This name has the same remote origins in Ireland, England and Scotland. The Latin word clericus originally meant clergyman and then came to mean clerk or scholar. In Irish, the word clé was anglicised in translation to Clarke. Until the end of the 19th century, the names Cleary and Clarke were interchangeable in some parts of the country. The O’Clery name was originally found in County Galway and later became widespread in counties Donegal and Derry.
The Clarkes were noted as poets and antiquarians. The most famous person to hold the name was Austin Clarke (1896-1974), one of Ireland’s most outstanding poets. In bordeaux, Château Clarke, a leading vineyard in the region, was developed by Luc Tobie Clarke, a great grandson of James Clarke, who was an alderman of Dublin City in 1688. Harry Clarke was one of the most renowned Irish artists in stained glass in the 20th century. His work can be seen in innumerable churches and convents around Ireland and in Bewley’s cafe in Grafton Street, Dublin.
The Clark surname is an occupational name for cleric, clerk, or scholar – one who can read and write, from the Old English cler(e)c, meaning “priest.”. Also from the Gaelic Mac a’ Chlerich/Cleireach”; son of the cleric or, sometimes, clerk.

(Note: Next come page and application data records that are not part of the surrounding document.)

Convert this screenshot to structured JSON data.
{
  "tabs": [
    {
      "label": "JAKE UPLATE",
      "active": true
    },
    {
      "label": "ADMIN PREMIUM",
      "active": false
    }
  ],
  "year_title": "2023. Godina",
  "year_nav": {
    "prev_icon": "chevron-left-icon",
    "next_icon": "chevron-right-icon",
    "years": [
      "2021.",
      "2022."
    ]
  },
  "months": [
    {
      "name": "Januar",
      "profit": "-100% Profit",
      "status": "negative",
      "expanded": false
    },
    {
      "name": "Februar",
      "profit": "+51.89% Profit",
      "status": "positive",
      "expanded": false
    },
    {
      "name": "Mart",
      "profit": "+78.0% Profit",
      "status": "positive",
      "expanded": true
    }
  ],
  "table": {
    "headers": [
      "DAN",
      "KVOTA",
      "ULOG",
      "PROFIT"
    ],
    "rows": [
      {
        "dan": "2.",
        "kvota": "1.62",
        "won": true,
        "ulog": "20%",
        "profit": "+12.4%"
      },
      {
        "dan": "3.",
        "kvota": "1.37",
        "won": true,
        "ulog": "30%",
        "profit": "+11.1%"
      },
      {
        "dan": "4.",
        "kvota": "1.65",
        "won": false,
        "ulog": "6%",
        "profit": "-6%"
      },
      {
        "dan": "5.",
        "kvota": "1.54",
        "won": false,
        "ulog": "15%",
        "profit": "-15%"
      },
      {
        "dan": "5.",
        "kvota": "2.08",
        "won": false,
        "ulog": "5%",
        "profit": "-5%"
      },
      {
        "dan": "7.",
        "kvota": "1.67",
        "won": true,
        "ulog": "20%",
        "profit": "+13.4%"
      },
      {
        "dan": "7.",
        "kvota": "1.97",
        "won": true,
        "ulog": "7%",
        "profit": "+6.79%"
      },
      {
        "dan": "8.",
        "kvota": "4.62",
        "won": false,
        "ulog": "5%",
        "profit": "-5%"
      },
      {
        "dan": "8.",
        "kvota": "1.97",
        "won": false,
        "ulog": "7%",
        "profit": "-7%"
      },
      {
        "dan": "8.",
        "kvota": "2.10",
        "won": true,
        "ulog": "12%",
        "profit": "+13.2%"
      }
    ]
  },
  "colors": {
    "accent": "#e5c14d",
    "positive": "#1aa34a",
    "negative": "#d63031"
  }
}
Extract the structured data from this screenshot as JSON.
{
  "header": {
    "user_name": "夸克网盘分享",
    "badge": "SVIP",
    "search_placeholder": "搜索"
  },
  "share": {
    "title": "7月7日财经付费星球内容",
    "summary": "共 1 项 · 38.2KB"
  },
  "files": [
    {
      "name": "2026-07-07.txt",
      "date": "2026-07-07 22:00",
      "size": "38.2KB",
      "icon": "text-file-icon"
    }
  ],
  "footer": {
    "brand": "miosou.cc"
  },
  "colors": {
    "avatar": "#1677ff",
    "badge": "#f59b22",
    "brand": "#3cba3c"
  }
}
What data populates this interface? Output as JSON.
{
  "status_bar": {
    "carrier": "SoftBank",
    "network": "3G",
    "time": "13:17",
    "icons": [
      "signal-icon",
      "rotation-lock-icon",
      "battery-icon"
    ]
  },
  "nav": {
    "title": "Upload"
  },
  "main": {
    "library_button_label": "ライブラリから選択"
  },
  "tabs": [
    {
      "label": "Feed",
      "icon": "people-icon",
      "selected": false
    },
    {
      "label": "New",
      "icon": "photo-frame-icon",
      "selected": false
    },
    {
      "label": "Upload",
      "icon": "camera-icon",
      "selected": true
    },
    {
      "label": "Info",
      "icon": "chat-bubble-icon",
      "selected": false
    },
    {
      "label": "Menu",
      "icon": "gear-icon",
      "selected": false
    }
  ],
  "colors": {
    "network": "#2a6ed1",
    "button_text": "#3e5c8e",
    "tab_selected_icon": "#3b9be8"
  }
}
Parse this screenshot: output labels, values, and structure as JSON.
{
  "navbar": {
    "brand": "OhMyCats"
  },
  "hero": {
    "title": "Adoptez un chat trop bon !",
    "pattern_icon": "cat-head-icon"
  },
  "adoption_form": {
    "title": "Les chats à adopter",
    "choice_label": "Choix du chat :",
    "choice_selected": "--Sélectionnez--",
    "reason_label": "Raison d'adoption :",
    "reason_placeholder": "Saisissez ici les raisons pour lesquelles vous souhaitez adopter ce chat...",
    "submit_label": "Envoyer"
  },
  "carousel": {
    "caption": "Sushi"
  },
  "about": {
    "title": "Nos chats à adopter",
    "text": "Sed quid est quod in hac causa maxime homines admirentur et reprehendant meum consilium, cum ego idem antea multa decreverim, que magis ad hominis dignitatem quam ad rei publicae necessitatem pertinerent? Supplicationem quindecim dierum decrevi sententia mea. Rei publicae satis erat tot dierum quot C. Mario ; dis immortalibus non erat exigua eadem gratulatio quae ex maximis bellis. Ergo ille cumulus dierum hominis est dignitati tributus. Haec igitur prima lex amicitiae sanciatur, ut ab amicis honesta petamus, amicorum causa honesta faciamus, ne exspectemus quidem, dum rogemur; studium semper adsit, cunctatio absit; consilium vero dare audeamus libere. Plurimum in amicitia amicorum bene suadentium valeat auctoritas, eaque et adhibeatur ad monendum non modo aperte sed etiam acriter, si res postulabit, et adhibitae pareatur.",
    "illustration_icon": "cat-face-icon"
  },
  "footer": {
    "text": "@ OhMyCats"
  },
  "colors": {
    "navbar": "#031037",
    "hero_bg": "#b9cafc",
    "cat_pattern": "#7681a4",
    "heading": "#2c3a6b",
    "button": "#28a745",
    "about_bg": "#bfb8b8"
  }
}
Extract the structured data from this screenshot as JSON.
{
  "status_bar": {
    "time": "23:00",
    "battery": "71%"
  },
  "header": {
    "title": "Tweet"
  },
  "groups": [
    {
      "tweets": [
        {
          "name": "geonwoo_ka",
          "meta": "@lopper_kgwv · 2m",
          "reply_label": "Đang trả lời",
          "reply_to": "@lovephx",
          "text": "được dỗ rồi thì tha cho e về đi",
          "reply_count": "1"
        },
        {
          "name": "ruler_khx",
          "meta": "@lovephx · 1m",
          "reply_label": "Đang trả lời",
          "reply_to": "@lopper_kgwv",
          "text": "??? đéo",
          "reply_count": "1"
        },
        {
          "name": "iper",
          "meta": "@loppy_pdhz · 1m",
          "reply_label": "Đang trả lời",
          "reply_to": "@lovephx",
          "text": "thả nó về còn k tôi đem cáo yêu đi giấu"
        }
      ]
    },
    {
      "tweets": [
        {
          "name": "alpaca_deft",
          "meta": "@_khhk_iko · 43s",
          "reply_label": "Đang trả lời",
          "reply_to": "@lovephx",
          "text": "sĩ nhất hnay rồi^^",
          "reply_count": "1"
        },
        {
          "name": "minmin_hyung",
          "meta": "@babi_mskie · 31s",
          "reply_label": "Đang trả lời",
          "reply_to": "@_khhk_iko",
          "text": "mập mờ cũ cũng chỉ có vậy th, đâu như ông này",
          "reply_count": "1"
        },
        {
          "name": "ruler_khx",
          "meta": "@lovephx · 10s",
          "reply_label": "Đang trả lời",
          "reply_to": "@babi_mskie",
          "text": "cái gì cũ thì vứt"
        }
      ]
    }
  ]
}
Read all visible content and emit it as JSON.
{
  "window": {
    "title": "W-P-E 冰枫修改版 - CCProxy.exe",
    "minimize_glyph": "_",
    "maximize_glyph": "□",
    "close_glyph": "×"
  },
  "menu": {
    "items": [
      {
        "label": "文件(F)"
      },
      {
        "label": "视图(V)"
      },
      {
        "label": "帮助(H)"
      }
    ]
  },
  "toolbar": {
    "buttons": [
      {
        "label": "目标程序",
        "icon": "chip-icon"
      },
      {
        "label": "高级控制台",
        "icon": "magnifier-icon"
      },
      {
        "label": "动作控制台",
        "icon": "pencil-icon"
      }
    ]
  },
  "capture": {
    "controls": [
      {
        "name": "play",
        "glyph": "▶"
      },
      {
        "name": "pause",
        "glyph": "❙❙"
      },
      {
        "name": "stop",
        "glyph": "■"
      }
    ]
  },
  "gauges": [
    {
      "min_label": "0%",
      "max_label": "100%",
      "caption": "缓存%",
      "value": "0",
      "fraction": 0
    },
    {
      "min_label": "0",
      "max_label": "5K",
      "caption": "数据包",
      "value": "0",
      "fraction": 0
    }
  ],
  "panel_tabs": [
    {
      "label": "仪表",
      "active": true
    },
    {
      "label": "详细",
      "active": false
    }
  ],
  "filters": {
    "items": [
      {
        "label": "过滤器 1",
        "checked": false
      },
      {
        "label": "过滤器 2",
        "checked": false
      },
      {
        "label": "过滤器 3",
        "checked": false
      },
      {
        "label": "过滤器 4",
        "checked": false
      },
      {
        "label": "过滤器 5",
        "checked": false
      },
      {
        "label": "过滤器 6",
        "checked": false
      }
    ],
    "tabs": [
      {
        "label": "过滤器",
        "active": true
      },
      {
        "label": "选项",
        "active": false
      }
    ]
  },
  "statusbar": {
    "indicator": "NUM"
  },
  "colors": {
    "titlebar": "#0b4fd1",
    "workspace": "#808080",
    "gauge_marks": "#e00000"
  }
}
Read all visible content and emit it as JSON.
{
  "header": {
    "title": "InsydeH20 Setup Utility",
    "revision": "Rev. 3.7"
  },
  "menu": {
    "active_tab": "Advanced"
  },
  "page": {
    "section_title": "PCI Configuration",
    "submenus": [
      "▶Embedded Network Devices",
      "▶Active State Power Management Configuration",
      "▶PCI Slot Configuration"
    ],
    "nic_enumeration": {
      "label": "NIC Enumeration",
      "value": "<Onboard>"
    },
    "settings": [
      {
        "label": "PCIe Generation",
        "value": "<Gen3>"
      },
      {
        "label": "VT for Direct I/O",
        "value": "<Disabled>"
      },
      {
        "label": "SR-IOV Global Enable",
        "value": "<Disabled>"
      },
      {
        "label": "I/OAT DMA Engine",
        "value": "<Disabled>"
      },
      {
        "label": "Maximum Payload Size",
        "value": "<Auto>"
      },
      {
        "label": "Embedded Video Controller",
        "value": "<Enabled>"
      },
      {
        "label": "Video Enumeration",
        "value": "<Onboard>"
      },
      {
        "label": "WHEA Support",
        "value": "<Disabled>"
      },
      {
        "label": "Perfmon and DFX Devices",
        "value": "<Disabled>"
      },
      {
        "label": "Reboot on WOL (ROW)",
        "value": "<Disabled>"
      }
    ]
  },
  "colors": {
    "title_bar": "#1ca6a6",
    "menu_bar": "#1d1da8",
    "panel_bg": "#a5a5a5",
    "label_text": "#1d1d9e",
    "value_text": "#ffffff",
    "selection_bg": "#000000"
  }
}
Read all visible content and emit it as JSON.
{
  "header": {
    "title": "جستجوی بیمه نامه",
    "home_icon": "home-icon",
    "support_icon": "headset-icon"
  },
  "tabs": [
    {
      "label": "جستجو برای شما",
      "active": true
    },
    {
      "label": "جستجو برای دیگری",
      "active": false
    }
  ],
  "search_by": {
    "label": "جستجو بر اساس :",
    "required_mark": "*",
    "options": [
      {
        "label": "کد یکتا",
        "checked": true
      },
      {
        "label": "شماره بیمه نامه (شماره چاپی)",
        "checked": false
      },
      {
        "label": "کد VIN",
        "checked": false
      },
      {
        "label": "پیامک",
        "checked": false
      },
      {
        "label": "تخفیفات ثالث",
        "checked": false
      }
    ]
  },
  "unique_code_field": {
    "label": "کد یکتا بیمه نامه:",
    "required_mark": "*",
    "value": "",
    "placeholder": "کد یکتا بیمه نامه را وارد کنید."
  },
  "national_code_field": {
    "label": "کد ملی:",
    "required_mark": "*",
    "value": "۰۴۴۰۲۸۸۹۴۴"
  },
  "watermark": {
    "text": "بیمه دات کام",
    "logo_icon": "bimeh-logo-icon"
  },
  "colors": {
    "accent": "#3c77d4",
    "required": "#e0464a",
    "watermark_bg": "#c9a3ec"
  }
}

During the Middle Ages, the common pronunciation of -er was -ar, so the man who sold items was the marchant, and the man who kept the books was the clark. At the time, the primary members of the literate class were the clergy, which in minor orders were allow to marry and have families. The term clerk (clark) eventually came to designate any literate man.
The Cleary / O’Clery surname, one of the oldest surnames in Ireland, is often anglicized to Clarke or Clark.Clark is the 25th most popular surname in the United States and the 34th most common in England. Clarke, with an “e,” is actually more common in England – coming in as the 23rd most popular surname. It is also a very common name in Scotland (14th) and Ireland